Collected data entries
------------

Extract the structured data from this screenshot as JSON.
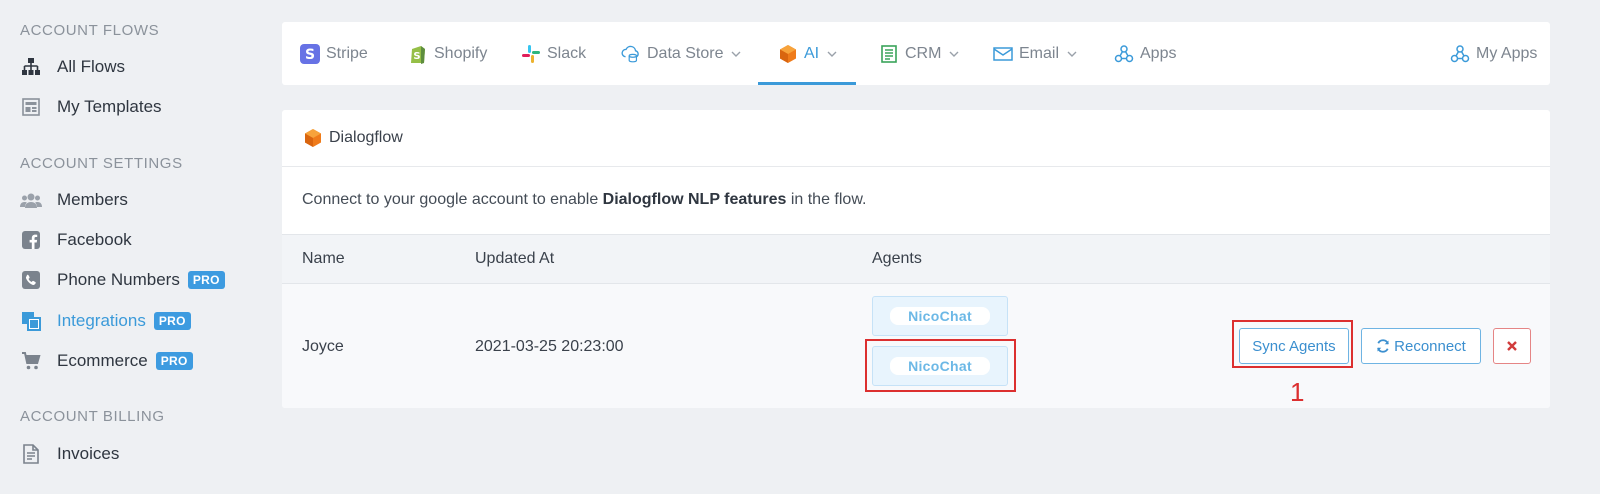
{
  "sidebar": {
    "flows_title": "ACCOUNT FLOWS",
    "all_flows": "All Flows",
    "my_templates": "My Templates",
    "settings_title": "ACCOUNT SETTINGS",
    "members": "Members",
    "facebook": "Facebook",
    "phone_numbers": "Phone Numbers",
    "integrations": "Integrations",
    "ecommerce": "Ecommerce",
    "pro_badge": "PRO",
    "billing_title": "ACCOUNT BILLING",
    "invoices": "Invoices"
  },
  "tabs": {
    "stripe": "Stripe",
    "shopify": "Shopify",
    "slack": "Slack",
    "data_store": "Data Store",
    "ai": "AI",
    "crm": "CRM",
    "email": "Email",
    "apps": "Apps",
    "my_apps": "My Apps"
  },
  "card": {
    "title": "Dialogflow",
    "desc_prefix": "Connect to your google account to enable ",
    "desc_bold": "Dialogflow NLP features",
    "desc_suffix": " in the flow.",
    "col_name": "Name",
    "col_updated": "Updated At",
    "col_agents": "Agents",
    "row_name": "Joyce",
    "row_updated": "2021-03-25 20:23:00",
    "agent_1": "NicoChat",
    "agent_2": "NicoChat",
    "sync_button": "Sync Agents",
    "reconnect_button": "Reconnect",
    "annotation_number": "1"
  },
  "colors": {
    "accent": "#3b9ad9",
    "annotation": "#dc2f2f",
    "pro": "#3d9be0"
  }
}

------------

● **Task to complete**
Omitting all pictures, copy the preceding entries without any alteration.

● **Reply**
Extract the structured data from this screenshot as JSON.
{
  "sidebar": {
    "flows_title": "ACCOUNT FLOWS",
    "all_flows": "All Flows",
    "my_templates": "My Templates",
    "settings_title": "ACCOUNT SETTINGS",
    "members": "Members",
    "facebook": "Facebook",
    "phone_numbers": "Phone Numbers",
    "integrations": "Integrations",
    "ecommerce": "Ecommerce",
    "pro_badge": "PRO",
    "billing_title": "ACCOUNT BILLING",
    "invoices": "Invoices"
  },
  "tabs": {
    "stripe": "Stripe",
    "shopify": "Shopify",
    "slack": "Slack",
    "data_store": "Data Store",
    "ai": "AI",
    "crm": "CRM",
    "email": "Email",
    "apps": "Apps",
    "my_apps": "My Apps"
  },
  "card": {
    "title": "Dialogflow",
    "desc_prefix": "Connect to your google account to enable ",
    "desc_bold": "Dialogflow NLP features",
    "desc_suffix": " in the flow.",
    "col_name": "Name",
    "col_updated": "Updated At",
    "col_agents": "Agents",
    "row_name": "Joyce",
    "row_updated": "2021-03-25 20:23:00",
    "agent_1": "NicoChat",
    "agent_2": "NicoChat",
    "sync_button": "Sync Agents",
    "reconnect_button": "Reconnect",
    "annotation_number": "1"
  },
  "colors": {
    "accent": "#3b9ad9",
    "annotation": "#dc2f2f",
    "pro": "#3d9be0"
  }
}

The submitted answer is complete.